▶ **Exercise**: Check every line of the material below for the string "topic", and return the ones that have it.

▶ **Records provided**:
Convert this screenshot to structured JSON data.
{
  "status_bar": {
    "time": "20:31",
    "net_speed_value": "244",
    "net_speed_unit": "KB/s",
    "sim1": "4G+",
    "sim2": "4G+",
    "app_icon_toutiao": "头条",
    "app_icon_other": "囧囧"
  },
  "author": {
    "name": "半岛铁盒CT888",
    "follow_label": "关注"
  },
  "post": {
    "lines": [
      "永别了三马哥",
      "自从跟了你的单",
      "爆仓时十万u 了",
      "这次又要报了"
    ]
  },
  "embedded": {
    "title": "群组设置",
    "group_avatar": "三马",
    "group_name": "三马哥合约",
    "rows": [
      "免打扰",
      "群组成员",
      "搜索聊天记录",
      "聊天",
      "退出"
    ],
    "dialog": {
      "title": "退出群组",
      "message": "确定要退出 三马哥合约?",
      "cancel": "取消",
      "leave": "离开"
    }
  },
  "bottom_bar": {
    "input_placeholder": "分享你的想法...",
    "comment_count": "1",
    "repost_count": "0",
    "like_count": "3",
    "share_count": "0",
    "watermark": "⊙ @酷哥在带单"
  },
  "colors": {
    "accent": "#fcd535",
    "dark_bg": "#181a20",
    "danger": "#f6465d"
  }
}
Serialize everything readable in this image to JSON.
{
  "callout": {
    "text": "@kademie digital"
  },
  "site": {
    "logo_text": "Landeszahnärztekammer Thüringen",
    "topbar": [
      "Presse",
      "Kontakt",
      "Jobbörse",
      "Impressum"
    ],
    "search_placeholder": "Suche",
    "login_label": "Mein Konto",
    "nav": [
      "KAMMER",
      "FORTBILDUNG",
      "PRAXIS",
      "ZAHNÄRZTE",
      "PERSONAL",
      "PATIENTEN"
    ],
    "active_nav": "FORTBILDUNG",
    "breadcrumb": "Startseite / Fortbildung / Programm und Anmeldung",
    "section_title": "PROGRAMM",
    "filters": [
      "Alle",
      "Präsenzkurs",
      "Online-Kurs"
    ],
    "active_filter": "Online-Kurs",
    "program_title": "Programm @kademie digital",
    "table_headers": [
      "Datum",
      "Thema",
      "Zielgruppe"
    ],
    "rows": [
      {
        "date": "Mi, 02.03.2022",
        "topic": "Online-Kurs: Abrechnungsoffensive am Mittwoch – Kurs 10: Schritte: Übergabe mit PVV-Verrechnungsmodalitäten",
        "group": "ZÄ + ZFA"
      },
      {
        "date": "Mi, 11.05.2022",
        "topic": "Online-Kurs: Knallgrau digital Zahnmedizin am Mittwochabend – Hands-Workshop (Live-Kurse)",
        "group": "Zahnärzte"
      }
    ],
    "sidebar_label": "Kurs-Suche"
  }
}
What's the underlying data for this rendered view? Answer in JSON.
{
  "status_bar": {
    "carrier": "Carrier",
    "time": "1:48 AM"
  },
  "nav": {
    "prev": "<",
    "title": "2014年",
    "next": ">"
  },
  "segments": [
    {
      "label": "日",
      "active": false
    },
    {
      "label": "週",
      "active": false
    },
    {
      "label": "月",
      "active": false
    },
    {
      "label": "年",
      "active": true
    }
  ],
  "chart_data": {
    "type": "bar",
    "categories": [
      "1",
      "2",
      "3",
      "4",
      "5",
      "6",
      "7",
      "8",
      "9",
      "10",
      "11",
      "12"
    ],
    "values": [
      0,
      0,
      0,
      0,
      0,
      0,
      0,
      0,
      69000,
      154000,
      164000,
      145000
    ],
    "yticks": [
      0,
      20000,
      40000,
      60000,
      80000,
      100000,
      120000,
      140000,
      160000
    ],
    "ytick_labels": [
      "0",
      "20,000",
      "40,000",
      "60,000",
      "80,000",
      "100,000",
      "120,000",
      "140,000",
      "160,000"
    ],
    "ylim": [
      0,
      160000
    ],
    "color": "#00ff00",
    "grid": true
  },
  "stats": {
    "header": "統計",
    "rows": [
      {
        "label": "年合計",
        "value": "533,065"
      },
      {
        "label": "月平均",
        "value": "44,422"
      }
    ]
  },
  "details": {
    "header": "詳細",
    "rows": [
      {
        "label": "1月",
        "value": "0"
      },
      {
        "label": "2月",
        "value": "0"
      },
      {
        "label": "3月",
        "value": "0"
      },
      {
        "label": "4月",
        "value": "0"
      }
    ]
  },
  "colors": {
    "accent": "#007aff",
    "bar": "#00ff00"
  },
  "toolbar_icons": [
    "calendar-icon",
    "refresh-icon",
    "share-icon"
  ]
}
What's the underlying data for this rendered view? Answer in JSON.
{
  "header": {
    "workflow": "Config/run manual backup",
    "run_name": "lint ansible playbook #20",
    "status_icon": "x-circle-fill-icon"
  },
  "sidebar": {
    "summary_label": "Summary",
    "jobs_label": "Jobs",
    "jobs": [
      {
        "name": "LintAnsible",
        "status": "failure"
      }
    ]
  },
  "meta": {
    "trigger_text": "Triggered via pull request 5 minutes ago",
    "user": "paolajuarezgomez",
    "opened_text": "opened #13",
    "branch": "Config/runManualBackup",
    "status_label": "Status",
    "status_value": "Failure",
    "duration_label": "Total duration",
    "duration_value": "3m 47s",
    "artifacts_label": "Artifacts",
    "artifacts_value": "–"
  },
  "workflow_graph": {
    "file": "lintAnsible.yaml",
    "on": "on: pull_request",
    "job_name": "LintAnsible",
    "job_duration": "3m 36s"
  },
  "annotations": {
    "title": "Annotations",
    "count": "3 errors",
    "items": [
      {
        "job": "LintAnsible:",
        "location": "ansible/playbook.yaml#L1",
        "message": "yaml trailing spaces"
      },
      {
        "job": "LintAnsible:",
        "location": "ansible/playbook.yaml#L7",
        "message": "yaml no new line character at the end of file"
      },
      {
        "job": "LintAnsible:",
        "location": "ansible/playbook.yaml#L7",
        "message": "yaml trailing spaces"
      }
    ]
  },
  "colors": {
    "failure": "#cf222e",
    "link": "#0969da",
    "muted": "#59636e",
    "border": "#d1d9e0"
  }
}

▶ **Answer to the problem**:
        "topic": "Online-Kurs: Abrechnungsoffensive am Mittwoch – Kurs 10: Schritte: Übergabe mit PVV-Verrechnungsmodalitäten",
        "topic": "Online-Kurs: Knallgrau digital Zahnmedizin am Mittwochabend – Hands-Workshop (Live-Kurse)",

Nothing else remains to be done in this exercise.